/dev/sda2 1M BIOS boot
/dev/sda3 40M EFI System
/dev/sda4 14.4G Linux filesystem

I seem to be missing steps from tutorials I am seeing online about how to move HiveOS from the USB over to the SSD and ensure that it only attempts to use the 32GB of unused space on the 444.3G Microsoft basic data, while still retaining the correct information to allow for the dual boot.

Can someone help me with this one?

UPDATE:
I can move the files from the USB drive following the guide here (Transferring Hive OS from a flash-drive to SDD/HDD | Hive OS), using “if=/dev/sda of=/dev/nvme0n1” as the source and target. However, it overwrites everything on the nvme drive and I cannot boot into Windows 10 after that.

My next attempt will be to target the partition /dev/nvme0n1p3, but my question still is - how do I target the unused 32 GB on p3 partition? Does the program simply know?

Well… turns out Hive OS doesn’t support dual boot. Had to ask the devs via support, but now this makes sense. Oh well.

Hopefully this post benefits someone else so they don’t spend two days trying to make it work!

2 Likes

Thanks I was thinking of trying same

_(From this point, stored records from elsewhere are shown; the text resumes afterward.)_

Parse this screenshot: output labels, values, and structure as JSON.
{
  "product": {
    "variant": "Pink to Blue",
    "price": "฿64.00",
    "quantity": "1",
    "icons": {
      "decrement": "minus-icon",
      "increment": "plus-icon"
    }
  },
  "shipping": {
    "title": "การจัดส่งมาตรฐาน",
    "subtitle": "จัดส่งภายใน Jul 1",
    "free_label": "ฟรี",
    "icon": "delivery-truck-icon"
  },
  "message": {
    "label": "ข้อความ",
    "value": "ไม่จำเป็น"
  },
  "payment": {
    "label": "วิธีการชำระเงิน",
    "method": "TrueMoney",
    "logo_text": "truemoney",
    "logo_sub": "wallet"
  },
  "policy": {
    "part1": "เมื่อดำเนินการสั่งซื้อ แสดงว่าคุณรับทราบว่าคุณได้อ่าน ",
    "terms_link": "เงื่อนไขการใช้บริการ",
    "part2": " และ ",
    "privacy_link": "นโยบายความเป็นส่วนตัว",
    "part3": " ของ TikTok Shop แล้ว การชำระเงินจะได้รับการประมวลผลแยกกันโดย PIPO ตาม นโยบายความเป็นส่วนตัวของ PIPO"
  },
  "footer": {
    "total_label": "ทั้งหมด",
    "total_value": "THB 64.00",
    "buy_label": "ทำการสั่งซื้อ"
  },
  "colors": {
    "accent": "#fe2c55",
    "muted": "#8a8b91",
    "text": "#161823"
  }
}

I had the power go out and my rig dropped out. It didn’t turn on and start mining, to my disappointment.
HERE IS THE FIX:
A) BIOS: found power setting to make machine return to power state ON after power loss.
B) BIOS: Preface: It seemed to want to boot to Windows, which results in a black screen every time, when I was trying literally ANYTHING to try to get this computer to show something other than a black screen, which later was found to be due to an infected USB stick, I installed Windows as part of the process to get the monitor to show something AFTER boot.
S O L U T I O N: disabled the SSD SATA slot in BIOS, so it is FORCED to boot to my fancy, expensive, Samsung USB stick and can’t find Windows anywhere.
C) Result: when power is turned off, machine turns back on upon power restoration, and boots into the short menu for HiveOS/Linux, after the delay (one second) that I have it set for.

Now this baby acts like an ASIC. Plug in to power and Ethernet, and voila! Mining crypto with the last setup that I sent it before power outage!

Do these steps, and save yourself having to babysit your mining box.

See this picture? Evidently this is taken from some parallel universe where Hive USB stick actually allows you within fifteen miles of a command line.

Good try, though.

Next!

You could actually do it - using two drives.
The problem generally is Windows uses MBR and Hive uses GPT partitions - both can’t exist on the same physical drive.
However - if a second hard drive is added there is a way - windows on one drive, hive on other one. At that point there is an option, either use boot menu to select drive or to boot normally as usual - use a utility like EasyBCD that gives a menu and lets windows select which drive to boot. I do have one desktop that has both hive and windows 7 on it boot normal and pick from menu what to use - but using two drives.

Windows can use either MBR or GPT, I’ve encountered both in use in the wild.

Idk enough about Linux and GRUB to work this out but I think the “hacky” way I’d do it is install Windows, then install any common/“main stream” linux distro into dual boot (eg ubuntu, debian, mint, w/e), which will install GRUB and make the whole dual boot environment.
Then I’d make a third partition where I’d then try to copy (dd I guess?) a hiveos thumb drive into it and update grub to see the third partition.

Not sure it would work but that’s be my first thoughts on it.

Hi,
I’ve found this old instructions here and it’s working. Dual boot with Win 10.

That’s an interesting workaround. Only thing is that random repository for the ‘boot-repair’ - that scares me a bit.

I’d look for an official repo for boot-repair if I were to do this. Definitely don’t want some rando repo installing stuff on hive. Could do nasty things to your rig (like redirecting your hash power to rando wallets…)

Otherwise, very cool find.

EDIT - I take that back. Looks like that may actually be the official repo.
See here on Ubuntu documentation site: Boot-Repair - Community Help Wiki (ubuntu.com)

Also note there’s an option there to just run boot-repair from a bootable thumb drive / rescue CD (as well as some options to NOT write your info to a random pastebin.)

All in really cool find @Niko1.

ZERO reason why Hive couldn’t do this natively.